Rating : ⭐️ ⭐️
Categorisation: Historical romance
Plot: Based on the historical romance novels of Julia Quinn, Bridgerton is pure escapism. It takes us through the excruciating courtship rituals of Britain’s well-heeled 19th century society – like farmers taking their best livestock to market, high-society families present their daughters at court for the season in hope of securing a good match. It is pre-nuptial time for the Bridgerton family and Daphne, the eldest daughter, is presented to the queen by her mother, the Dowager Viscountess Bridgerton. Declaring her ‘flawless’, Daphne passes the test and is honoured with the Queen’s blessing. The series then follows her through the highs and lows of courtship game-playing as she seeks to secure a husband. An omnipotent scandal-sheet gossip, Lady Whistledown (voiced by Julie Andrews), humorously narrates the proceedings, exposing widespread scheming as families attempt to marry off their sons and daughters. Lady Whistledown keeps everyone entertained, but it is a fascination edged with anxiety lest they themselves become the focus of Lady Whistledown’s scandalmongering.
Cast: The two main characters Daphne (Phoebe Dynevor) and Simon, the Duke of Hastings (Regé-Jean Page) are the most eligible of all, and therefore become the centre of attention. They play their parts well, creating a chemistry that spills over into erotic scenes that are particularly well done. All the supporting actors are good, the standout being Lady Danbury, played by the splendid Adjoa Andoh.
Filming and setting: The filming is extravagant and settings are elaborate. We get to see inside the homes of the privileged, the gentlemen’s clubs, the houses of ill-repute and other sporting activities that tend to keep the upper classes amused.
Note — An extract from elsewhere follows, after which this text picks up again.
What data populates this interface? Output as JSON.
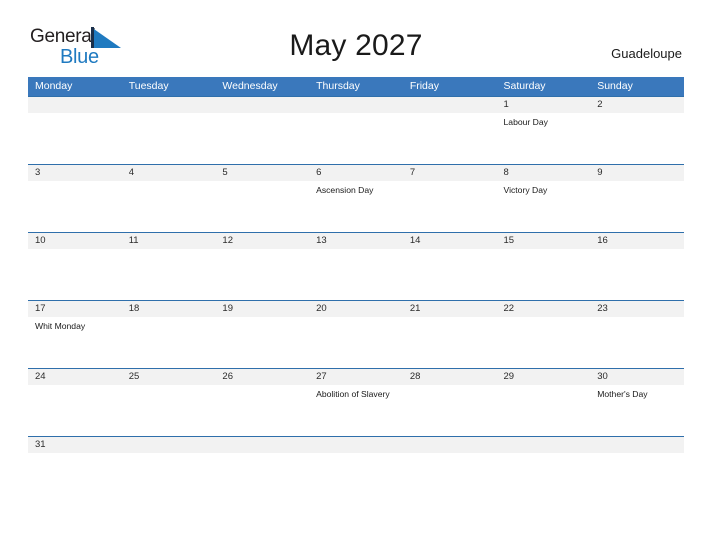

Intriguingly, we hear music that has yet to be composed, along with technological advances yet to be invented.
Personal Comments: Interestingly the drama reimagines English society during the Regency era, bringing together a multicultural cast, in the way of the 2020 film The Personal History of David Copperfield. But unlike Copperfield, Bridgerton provides a useful explanation for this reimagining – that when king George III married Queen Charlotte, a Black woman in the series, he bestowed titles upon people of colour, thus advancing an inclusionary society (it is interesting to note that some writers argue that Queen Charlotte was indeed Black https://protect-au.mimecast.com/s/F_OvCGvmpxh1Zl4P4uK6gzO?domain=theguardian.com). Yet there are indications that it is not a fully equal society. As Lady Danbury makes clear, members of the Black aristocracy still need to be careful not to do anything that may threaten their status as it could just as easily be withdrawn. Unfortunately these, and other interesting narrative opportunities, are skimmed over and we are treated to a very shallow drama – in the running for the silliest I’ve seen in quite some time. Just to be clear, I enjoy a clever farce. But while there is some wit and a few memorable cutting remarks in Bridgerton, there is no master, or mistress, wordsmith here. Or at least not enough to complement the silliness. Instead, the series clings to predictable old messages. For women – aspire to become a princess (or duchess), find a good husband (or any husband for that matter), and devote your life to being a good wife and mother. For men – sow your wild oats with women who don’t matter, then, once married, become decision-maker and protector of the household. In adopting these fundamental memes, you will be assured ‘happiness-ever-after.’ Clearly Bridgerton chooses to be progressive in some areas and not in others.